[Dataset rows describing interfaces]
● ● ● ● ● ● ●

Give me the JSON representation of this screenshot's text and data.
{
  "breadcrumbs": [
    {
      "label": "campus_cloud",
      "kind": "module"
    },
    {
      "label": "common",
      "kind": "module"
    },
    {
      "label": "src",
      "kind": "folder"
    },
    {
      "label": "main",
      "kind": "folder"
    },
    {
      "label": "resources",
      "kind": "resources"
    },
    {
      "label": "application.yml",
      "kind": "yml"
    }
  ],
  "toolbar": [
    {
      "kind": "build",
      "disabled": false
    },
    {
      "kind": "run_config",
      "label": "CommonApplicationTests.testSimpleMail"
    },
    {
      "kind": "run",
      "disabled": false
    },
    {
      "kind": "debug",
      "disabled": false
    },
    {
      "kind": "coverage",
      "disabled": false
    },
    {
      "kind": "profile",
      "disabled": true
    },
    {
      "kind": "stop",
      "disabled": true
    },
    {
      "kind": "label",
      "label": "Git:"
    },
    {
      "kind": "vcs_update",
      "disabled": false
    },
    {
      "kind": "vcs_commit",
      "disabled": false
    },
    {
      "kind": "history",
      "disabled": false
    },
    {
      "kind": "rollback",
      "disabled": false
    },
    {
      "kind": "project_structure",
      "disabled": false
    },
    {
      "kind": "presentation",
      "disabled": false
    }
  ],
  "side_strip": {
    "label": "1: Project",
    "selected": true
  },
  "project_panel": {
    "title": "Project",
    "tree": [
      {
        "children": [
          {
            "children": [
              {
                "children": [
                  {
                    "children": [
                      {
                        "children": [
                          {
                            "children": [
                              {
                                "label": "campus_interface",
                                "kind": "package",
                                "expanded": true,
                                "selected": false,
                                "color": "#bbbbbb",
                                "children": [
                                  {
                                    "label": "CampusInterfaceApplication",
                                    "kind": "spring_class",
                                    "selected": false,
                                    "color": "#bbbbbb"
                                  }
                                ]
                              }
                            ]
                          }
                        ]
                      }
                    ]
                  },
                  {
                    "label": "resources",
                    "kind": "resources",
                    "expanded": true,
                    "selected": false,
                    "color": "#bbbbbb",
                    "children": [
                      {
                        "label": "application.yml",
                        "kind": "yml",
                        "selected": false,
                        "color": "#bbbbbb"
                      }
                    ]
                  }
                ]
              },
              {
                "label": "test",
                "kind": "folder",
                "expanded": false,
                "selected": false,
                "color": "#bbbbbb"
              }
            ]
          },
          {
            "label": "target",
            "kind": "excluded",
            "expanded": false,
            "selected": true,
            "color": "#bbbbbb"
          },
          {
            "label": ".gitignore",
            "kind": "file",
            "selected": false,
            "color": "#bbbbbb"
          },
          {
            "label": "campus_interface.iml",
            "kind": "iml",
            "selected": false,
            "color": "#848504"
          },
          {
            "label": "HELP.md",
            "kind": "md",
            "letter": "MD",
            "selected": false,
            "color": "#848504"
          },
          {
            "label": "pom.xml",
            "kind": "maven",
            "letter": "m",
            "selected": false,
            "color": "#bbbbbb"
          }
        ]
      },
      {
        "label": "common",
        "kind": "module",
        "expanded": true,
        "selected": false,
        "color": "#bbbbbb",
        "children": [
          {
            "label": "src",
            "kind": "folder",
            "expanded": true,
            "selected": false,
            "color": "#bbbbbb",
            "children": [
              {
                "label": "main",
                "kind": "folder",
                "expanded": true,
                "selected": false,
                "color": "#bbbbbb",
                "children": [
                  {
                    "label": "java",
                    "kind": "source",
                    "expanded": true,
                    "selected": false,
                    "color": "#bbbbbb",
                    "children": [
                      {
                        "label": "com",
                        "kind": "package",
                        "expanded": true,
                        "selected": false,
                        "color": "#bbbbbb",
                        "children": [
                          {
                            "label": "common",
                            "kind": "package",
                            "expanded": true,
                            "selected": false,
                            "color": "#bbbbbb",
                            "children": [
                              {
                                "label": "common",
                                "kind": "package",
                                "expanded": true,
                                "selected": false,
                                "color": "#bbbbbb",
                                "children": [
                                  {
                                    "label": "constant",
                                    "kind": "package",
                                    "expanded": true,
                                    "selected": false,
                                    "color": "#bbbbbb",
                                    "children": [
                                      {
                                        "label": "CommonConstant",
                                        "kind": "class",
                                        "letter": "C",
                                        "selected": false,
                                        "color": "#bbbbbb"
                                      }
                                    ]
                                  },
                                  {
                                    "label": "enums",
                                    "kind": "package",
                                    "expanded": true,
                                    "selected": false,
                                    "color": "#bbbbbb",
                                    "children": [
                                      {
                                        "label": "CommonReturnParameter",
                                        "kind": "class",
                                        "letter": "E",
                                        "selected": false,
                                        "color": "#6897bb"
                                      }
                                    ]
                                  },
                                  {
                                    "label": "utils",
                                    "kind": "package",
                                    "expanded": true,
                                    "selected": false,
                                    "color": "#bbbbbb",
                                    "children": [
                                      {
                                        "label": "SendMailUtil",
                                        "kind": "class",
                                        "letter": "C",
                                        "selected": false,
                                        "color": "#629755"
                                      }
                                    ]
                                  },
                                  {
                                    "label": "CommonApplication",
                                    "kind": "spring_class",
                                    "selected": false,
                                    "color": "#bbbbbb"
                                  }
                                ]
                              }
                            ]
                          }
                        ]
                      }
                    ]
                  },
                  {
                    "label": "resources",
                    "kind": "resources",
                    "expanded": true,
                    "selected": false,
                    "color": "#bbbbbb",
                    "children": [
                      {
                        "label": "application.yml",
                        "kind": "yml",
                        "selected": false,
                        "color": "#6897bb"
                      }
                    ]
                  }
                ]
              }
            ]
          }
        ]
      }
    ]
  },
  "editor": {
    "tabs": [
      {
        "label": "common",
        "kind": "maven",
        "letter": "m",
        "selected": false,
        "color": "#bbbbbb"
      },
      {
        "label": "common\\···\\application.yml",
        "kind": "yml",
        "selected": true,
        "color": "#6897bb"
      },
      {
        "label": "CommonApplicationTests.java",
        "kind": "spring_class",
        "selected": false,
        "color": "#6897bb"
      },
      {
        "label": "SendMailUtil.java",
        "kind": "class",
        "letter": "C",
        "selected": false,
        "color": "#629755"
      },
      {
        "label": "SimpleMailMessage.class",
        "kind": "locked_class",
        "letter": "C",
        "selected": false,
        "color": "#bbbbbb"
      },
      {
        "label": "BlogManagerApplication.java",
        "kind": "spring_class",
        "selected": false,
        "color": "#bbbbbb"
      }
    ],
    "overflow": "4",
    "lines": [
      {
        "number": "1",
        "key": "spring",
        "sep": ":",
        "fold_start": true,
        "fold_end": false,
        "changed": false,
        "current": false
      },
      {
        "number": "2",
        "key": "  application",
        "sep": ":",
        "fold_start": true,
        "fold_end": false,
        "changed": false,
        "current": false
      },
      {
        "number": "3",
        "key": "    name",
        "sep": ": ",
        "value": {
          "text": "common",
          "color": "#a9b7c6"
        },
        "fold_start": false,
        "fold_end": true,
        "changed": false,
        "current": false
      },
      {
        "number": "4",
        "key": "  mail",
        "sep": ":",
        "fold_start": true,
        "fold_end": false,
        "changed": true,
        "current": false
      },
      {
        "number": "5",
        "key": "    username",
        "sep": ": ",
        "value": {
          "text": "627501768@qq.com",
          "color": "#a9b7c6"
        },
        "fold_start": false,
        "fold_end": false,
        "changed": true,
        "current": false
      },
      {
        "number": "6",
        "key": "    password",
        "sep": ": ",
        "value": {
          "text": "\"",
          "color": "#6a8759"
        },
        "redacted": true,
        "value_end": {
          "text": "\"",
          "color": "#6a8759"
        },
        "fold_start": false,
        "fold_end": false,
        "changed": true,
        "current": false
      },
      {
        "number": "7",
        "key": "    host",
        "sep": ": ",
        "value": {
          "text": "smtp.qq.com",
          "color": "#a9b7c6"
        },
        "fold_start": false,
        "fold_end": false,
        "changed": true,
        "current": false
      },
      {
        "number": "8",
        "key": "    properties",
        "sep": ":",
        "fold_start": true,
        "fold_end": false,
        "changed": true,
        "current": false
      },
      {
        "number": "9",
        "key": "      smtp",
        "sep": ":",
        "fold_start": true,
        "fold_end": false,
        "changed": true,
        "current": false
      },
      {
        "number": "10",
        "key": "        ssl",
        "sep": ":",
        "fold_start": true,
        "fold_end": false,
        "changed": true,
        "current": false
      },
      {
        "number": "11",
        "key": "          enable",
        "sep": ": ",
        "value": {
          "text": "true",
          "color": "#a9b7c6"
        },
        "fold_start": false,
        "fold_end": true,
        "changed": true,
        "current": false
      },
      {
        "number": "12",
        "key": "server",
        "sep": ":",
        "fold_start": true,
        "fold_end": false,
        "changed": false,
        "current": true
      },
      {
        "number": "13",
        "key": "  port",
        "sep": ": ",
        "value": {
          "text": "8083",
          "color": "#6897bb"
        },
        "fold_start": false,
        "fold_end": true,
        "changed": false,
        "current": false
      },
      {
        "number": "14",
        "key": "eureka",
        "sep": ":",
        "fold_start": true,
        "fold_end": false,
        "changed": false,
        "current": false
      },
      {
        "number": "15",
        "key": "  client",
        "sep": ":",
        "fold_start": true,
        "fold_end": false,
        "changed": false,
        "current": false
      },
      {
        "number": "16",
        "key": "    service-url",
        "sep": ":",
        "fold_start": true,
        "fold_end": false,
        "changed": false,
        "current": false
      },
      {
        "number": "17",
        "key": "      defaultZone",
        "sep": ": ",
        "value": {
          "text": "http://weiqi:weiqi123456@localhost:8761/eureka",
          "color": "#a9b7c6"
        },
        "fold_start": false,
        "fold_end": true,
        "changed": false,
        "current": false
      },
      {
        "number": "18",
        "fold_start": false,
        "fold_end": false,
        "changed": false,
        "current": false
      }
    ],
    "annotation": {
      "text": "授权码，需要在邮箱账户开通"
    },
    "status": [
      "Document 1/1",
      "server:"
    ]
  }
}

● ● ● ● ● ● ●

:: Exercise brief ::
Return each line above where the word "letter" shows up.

:: Your solution ::
            "letter": "MD",
            "letter": "m",
                                        "letter": "C",
                                        "letter": "E",
                                        "letter": "C",
        "letter": "m",
        "letter": "C",
        "letter": "C",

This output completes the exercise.